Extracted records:
╭──

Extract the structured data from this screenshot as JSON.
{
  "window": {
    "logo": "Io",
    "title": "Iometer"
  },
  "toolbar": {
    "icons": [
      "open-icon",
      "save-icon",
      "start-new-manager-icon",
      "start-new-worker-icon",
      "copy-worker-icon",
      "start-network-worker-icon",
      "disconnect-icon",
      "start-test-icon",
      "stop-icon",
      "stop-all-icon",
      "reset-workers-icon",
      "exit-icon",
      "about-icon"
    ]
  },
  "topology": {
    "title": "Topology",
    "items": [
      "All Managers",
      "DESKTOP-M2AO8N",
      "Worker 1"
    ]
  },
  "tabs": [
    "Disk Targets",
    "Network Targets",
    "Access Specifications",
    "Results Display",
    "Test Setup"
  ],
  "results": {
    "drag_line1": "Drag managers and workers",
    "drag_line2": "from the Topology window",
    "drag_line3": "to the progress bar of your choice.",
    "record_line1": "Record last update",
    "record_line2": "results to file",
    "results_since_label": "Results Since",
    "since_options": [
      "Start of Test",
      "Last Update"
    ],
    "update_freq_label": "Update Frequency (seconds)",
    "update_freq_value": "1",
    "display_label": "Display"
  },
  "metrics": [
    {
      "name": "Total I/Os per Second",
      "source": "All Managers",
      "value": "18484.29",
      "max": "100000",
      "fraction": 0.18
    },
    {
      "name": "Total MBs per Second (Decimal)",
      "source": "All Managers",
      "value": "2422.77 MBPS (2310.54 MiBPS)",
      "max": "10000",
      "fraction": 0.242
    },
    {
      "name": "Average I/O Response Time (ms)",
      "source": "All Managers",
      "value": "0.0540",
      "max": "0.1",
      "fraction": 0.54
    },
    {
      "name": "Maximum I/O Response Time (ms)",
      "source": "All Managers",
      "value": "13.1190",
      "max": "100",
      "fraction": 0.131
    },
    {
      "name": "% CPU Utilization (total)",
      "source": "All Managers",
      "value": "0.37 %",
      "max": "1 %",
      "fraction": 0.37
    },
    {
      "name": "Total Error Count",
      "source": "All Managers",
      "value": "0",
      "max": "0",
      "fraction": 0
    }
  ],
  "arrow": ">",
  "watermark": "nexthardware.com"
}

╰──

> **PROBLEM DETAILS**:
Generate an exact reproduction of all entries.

> **ANSWER TO THE PROBLEM**:
Extract the structured data from this screenshot as JSON.
{
  "window": {
    "logo": "Io",
    "title": "Iometer"
  },
  "toolbar": {
    "icons": [
      "open-icon",
      "save-icon",
      "start-new-manager-icon",
      "start-new-worker-icon",
      "copy-worker-icon",
      "start-network-worker-icon",
      "disconnect-icon",
      "start-test-icon",
      "stop-icon",
      "stop-all-icon",
      "reset-workers-icon",
      "exit-icon",
      "about-icon"
    ]
  },
  "topology": {
    "title": "Topology",
    "items": [
      "All Managers",
      "DESKTOP-M2AO8N",
      "Worker 1"
    ]
  },
  "tabs": [
    "Disk Targets",
    "Network Targets",
    "Access Specifications",
    "Results Display",
    "Test Setup"
  ],
  "results": {
    "drag_line1": "Drag managers and workers",
    "drag_line2": "from the Topology window",
    "drag_line3": "to the progress bar of your choice.",
    "record_line1": "Record last update",
    "record_line2": "results to file",
    "results_since_label": "Results Since",
    "since_options": [
      "Start of Test",
      "Last Update"
    ],
    "update_freq_label": "Update Frequency (seconds)",
    "update_freq_value": "1",
    "display_label": "Display"
  },
  "metrics": [
    {
      "name": "Total I/Os per Second",
      "source": "All Managers",
      "value": "18484.29",
      "max": "100000",
      "fraction": 0.18
    },
    {
      "name": "Total MBs per Second (Decimal)",
      "source": "All Managers",
      "value": "2422.77 MBPS (2310.54 MiBPS)",
      "max": "10000",
      "fraction": 0.242
    },
    {
      "name": "Average I/O Response Time (ms)",
      "source": "All Managers",
      "value": "0.0540",
      "max": "0.1",
      "fraction": 0.54
    },
    {
      "name": "Maximum I/O Response Time (ms)",
      "source": "All Managers",
      "value": "13.1190",
      "max": "100",
      "fraction": 0.131
    },
    {
      "name": "% CPU Utilization (total)",
      "source": "All Managers",
      "value": "0.37 %",
      "max": "1 %",
      "fraction": 0.37
    },
    {
      "name": "Total Error Count",
      "source": "All Managers",
      "value": "0",
      "max": "0",
      "fraction": 0
    }
  ],
  "arrow": ">",
  "watermark": "nexthardware.com"
}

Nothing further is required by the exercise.